EXERCISE
Your task is to find every line of the listing that includes "arkadaşlar" and copy it.
★ ★ ★ ★ ★
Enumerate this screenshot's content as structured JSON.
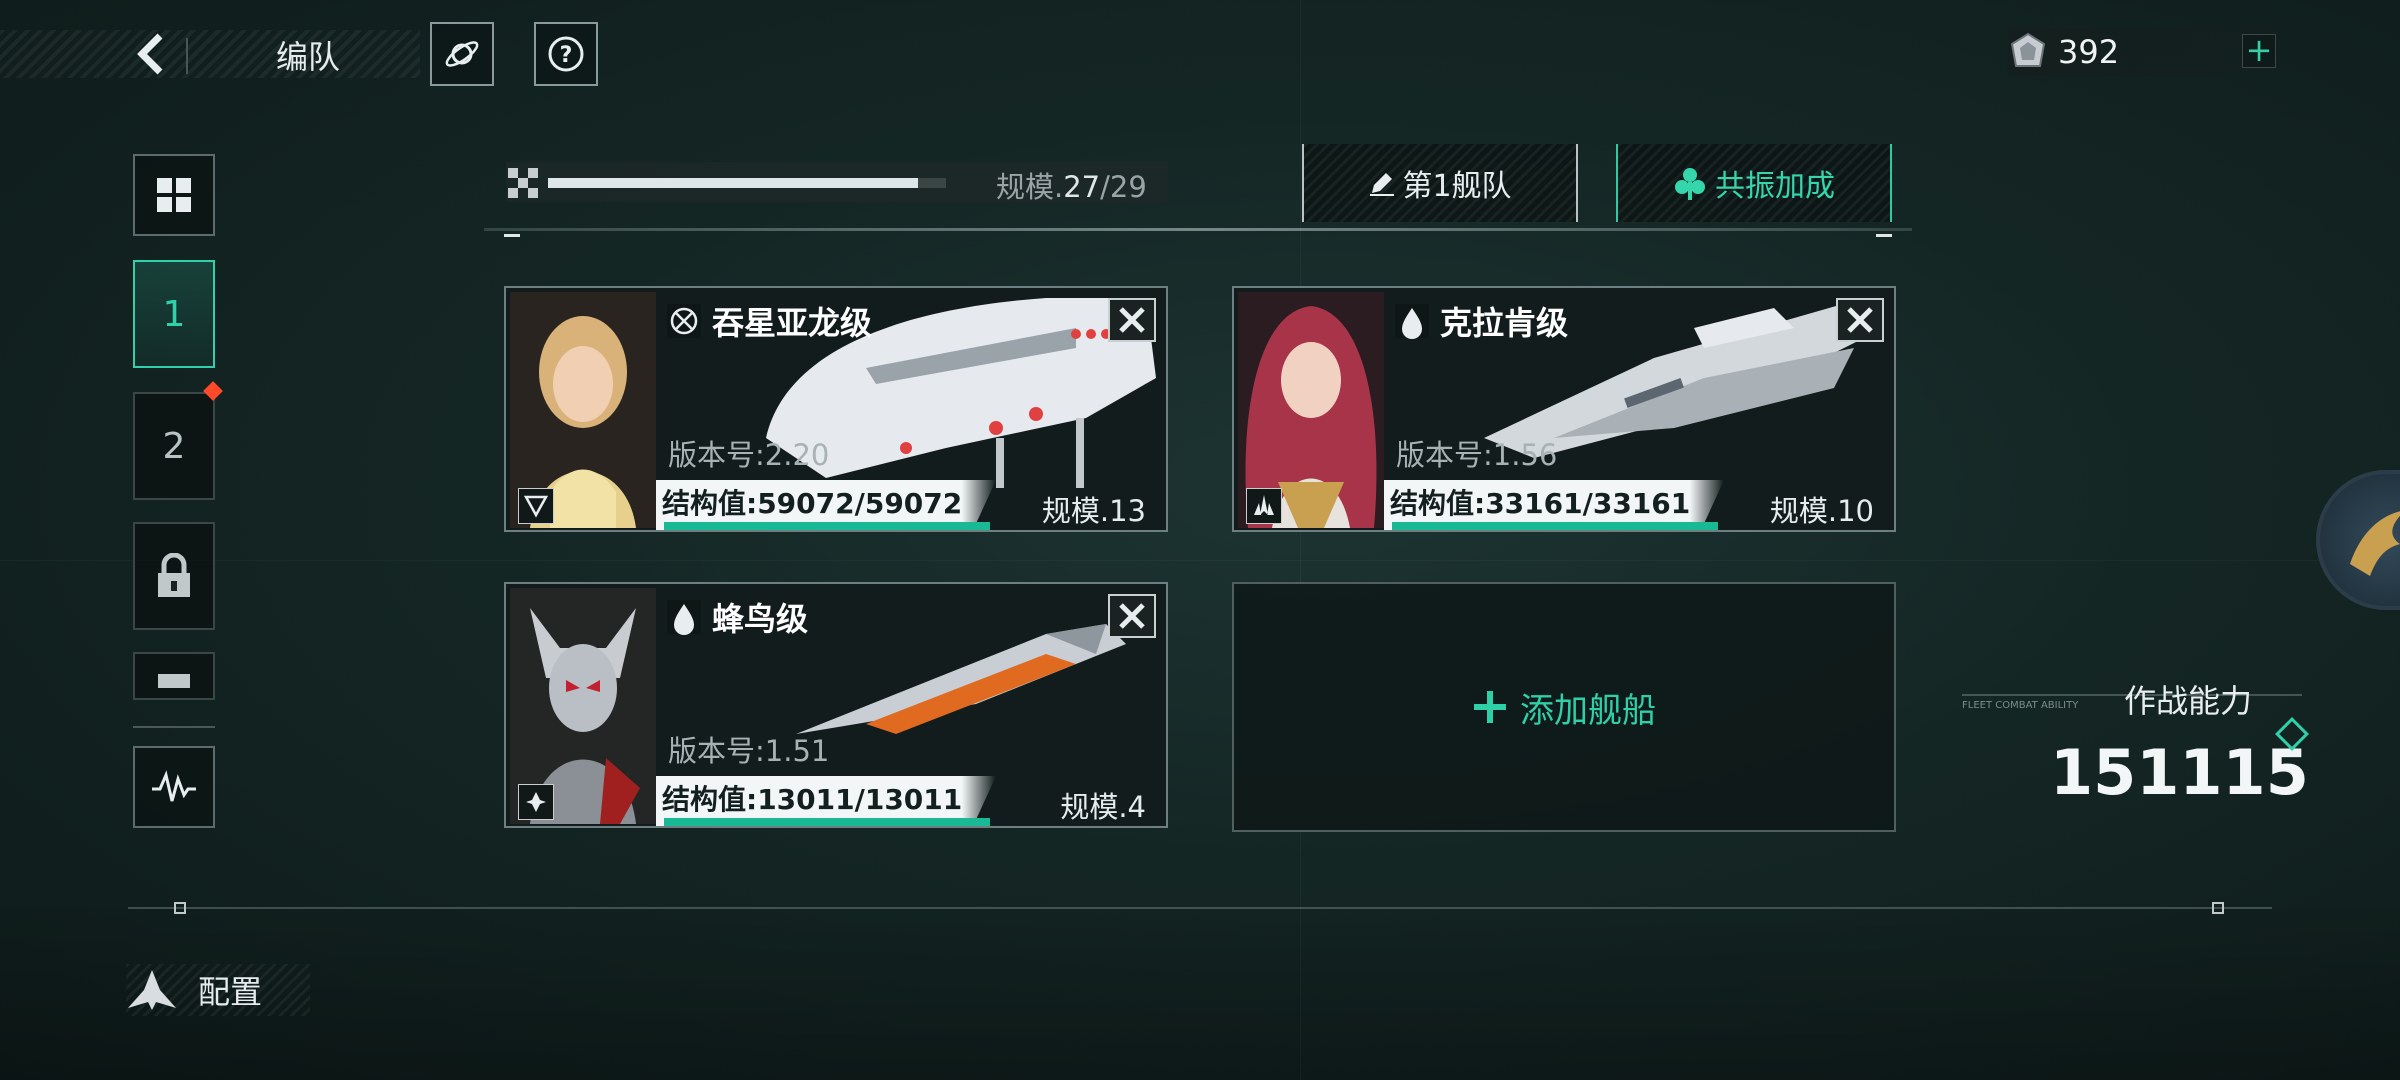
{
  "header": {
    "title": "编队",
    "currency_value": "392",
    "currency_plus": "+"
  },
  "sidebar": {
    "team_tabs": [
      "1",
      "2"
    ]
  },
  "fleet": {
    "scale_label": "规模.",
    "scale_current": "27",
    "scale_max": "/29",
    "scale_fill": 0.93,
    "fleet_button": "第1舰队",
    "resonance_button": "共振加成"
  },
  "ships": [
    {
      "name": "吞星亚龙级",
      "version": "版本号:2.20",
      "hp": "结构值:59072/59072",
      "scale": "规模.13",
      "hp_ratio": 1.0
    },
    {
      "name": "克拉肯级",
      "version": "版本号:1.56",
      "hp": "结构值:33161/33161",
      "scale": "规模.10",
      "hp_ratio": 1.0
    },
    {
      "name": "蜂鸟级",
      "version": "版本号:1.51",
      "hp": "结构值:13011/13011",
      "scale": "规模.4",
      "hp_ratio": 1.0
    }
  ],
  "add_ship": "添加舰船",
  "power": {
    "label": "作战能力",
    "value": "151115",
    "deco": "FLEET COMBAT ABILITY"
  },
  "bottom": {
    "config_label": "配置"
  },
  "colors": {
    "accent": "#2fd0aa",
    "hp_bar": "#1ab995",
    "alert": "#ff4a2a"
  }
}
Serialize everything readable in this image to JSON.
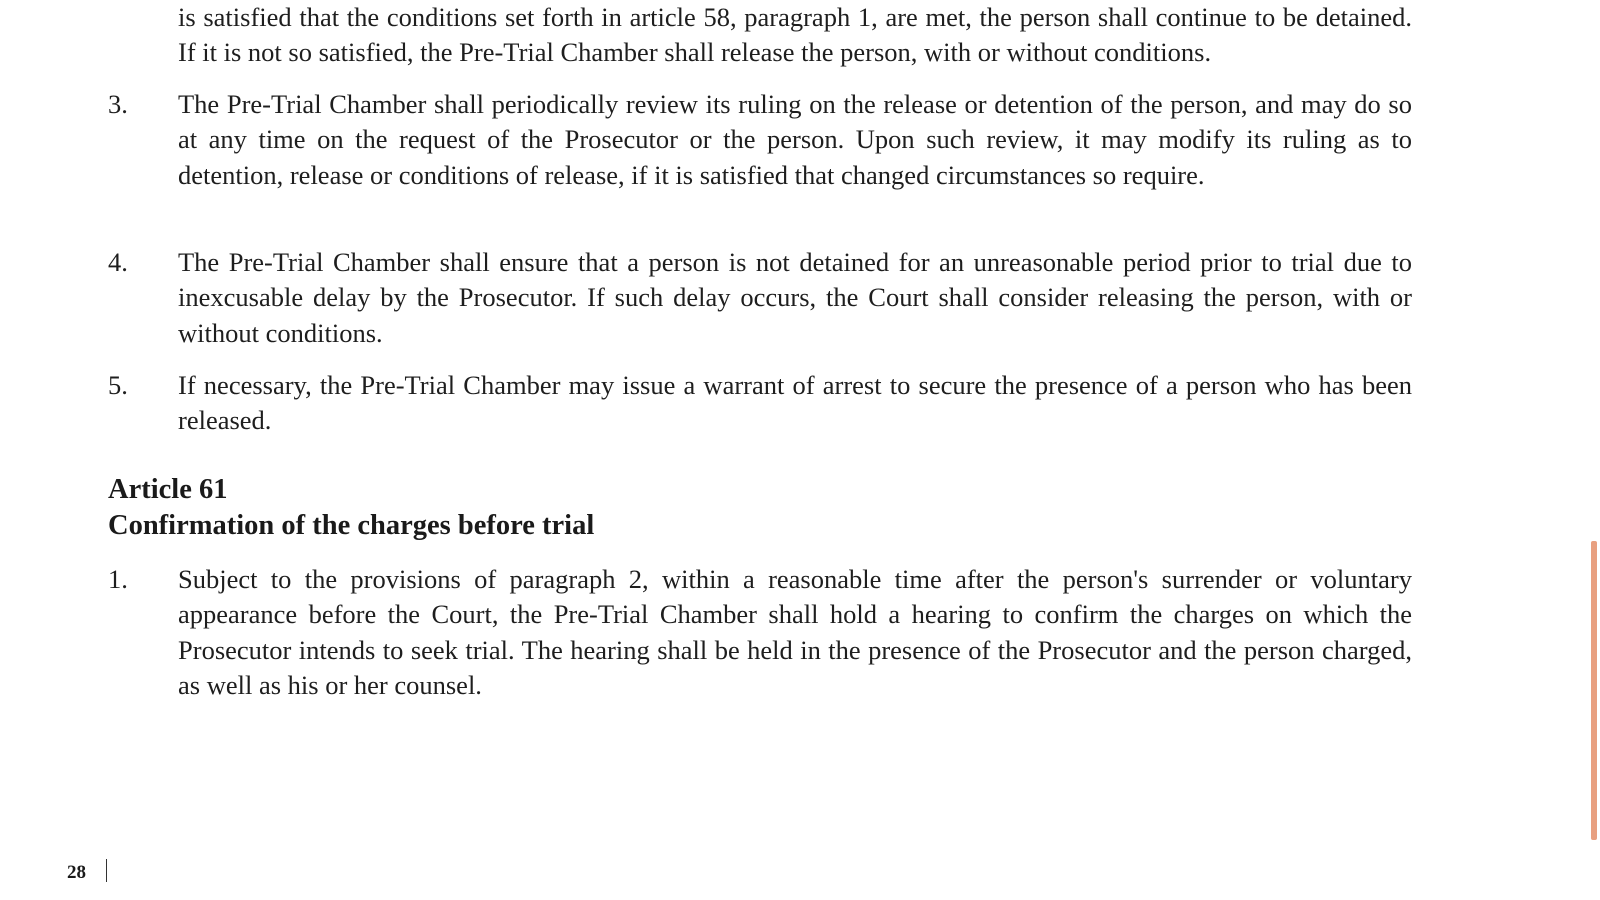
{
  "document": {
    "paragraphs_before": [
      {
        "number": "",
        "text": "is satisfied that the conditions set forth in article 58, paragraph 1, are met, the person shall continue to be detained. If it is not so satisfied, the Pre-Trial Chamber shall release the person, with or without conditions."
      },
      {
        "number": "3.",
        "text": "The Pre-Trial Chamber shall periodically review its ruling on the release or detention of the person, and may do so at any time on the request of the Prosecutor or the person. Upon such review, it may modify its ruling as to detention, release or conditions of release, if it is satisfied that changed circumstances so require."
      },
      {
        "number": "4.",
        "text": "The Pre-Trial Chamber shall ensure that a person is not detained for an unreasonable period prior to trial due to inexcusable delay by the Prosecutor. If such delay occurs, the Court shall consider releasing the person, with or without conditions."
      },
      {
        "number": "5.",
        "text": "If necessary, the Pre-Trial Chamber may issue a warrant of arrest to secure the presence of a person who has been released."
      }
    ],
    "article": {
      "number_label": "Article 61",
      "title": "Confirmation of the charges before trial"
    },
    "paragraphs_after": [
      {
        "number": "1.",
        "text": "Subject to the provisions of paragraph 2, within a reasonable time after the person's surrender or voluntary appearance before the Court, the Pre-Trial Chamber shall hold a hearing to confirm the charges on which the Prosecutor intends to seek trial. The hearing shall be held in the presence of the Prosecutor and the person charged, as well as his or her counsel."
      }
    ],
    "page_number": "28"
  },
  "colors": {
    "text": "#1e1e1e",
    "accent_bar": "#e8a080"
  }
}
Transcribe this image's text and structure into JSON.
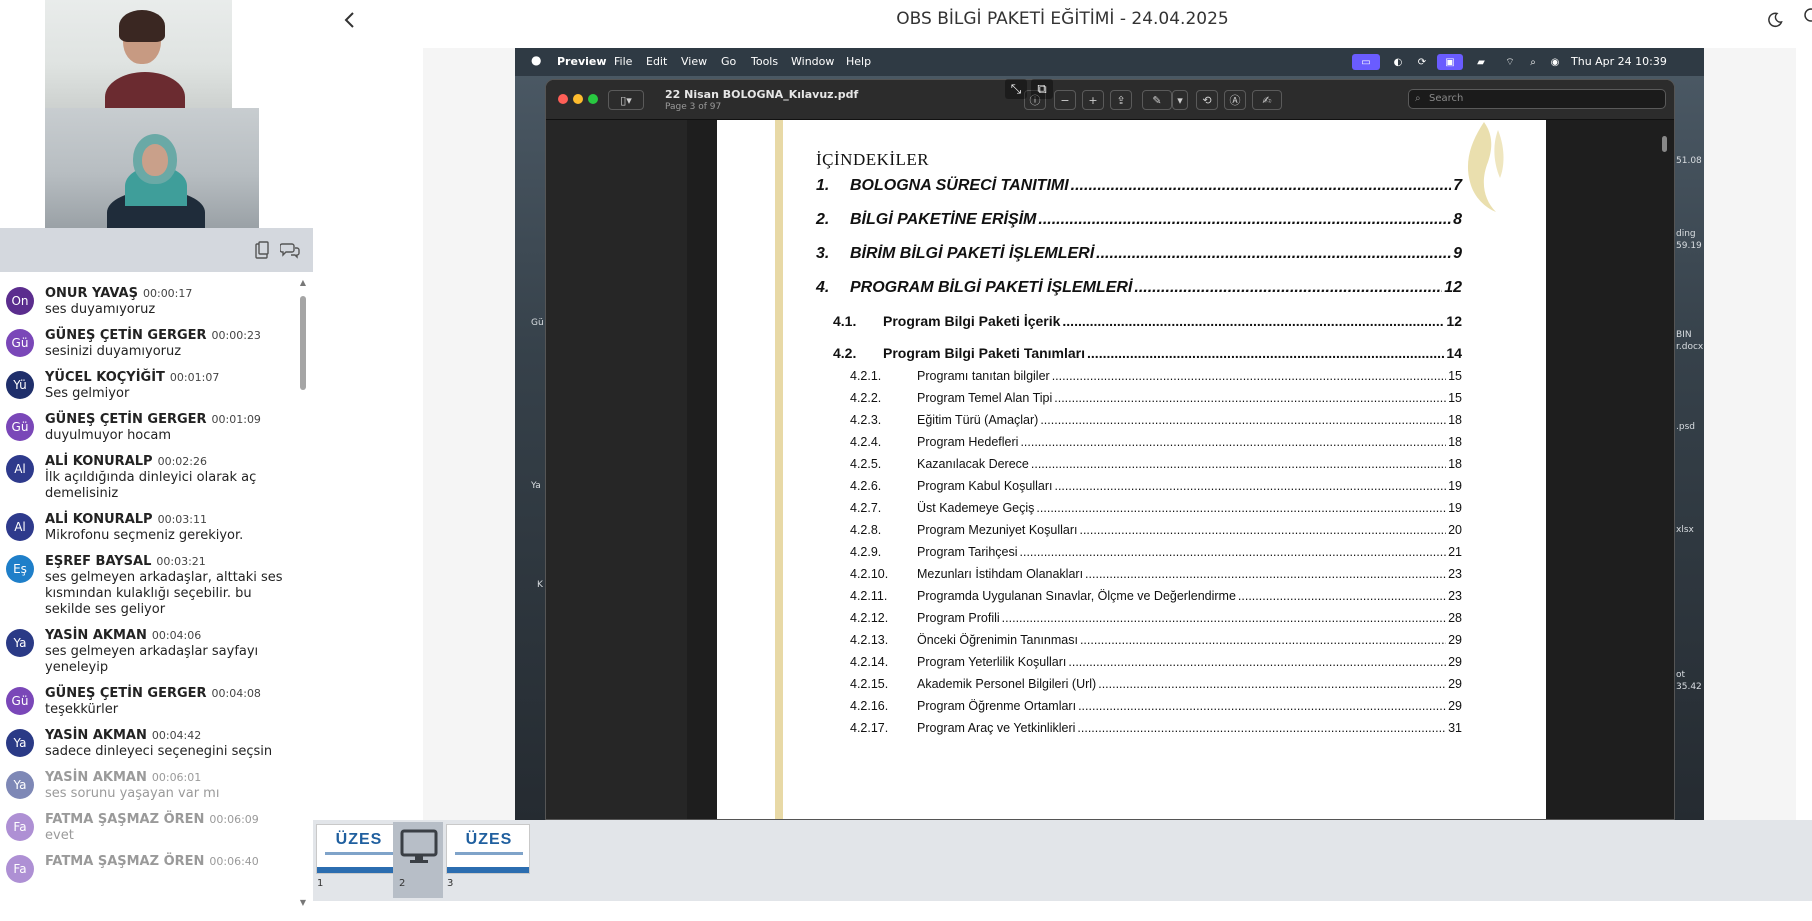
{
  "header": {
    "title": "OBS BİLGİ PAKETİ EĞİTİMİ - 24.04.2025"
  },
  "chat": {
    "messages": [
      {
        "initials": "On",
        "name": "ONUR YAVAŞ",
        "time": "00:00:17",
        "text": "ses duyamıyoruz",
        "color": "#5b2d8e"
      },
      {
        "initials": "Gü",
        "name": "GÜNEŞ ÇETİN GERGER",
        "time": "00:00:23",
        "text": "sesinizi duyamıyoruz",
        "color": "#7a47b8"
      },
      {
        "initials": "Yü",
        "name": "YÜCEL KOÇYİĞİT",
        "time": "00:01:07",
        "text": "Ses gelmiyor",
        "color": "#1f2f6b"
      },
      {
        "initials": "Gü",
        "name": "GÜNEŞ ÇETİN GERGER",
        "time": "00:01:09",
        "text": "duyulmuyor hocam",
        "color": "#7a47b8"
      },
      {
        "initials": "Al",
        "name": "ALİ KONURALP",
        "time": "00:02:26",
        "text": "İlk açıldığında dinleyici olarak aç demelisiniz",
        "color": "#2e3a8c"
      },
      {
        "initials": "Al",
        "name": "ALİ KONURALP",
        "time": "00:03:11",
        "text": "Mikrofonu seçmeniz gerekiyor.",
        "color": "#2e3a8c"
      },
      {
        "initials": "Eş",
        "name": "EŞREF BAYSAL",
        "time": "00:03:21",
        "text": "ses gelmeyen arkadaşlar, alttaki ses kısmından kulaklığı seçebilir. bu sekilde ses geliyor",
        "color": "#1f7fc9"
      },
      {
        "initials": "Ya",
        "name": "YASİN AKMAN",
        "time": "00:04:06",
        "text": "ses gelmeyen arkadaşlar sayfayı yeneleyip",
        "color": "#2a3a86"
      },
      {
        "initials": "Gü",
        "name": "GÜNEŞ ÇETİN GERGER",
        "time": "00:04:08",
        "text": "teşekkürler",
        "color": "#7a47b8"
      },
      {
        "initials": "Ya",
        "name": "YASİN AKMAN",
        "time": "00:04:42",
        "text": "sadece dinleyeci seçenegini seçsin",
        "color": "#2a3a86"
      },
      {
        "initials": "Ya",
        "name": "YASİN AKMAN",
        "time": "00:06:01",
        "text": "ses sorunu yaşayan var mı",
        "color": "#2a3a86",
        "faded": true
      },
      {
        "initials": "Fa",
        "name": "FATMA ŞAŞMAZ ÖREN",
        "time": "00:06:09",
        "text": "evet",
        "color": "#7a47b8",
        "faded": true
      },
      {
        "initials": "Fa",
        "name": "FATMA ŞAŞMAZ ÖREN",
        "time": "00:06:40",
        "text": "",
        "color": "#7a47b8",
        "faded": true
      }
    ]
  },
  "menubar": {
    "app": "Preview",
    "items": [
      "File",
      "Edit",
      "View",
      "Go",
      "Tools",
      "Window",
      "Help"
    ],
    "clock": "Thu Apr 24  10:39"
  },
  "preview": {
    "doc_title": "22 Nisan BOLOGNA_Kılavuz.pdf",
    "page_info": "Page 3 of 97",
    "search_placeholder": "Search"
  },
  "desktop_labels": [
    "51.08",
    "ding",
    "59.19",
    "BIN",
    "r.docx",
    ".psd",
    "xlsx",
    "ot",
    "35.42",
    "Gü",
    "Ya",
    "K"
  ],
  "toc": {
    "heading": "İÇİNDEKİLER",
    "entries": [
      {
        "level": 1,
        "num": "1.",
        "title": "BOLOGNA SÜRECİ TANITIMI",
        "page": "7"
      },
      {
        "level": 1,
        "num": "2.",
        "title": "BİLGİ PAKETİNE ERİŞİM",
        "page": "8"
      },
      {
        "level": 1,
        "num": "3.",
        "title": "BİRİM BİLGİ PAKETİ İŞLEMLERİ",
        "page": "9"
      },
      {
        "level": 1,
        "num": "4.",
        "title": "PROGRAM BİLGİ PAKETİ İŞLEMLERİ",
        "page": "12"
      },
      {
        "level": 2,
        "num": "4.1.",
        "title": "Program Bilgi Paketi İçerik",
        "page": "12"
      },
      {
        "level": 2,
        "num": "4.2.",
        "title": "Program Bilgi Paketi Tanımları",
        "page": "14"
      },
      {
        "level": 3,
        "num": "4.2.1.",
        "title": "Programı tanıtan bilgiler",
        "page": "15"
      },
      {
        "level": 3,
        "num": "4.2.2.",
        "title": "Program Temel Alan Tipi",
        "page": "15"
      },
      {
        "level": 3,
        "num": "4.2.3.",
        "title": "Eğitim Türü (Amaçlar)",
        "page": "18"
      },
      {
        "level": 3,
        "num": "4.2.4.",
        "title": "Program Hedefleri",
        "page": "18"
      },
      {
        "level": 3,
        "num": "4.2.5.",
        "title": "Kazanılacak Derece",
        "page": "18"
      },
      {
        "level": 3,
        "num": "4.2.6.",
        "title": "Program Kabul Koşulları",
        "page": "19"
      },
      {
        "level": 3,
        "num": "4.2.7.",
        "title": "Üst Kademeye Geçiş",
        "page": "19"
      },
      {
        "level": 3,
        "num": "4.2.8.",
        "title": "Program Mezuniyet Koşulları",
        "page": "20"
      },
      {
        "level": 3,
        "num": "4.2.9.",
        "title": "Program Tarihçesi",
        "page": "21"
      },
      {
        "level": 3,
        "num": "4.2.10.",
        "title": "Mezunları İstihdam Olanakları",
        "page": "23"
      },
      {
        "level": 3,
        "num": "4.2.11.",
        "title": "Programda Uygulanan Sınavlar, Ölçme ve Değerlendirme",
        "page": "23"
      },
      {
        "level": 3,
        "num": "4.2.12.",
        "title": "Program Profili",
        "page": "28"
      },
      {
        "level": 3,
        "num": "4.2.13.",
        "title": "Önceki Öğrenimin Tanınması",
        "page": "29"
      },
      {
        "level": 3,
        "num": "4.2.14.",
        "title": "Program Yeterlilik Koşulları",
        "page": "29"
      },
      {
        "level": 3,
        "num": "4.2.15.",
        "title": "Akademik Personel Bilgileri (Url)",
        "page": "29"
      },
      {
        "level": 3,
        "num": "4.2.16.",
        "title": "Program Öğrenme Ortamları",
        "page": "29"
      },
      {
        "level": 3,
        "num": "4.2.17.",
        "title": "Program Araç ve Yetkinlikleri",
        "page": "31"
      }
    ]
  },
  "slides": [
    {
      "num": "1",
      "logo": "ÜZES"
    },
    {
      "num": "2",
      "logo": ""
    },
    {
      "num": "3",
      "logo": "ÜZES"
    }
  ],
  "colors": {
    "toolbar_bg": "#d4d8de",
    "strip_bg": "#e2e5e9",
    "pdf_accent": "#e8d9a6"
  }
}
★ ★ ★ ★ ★
ANSWER SPACE
        "text": "ses gelmeyen arkadaşlar, alttaki ses kısmından kulaklığı seçebilir. bu sekilde ses geliyor",
        "text": "ses gelmeyen arkadaşlar sayfayı yeneleyip",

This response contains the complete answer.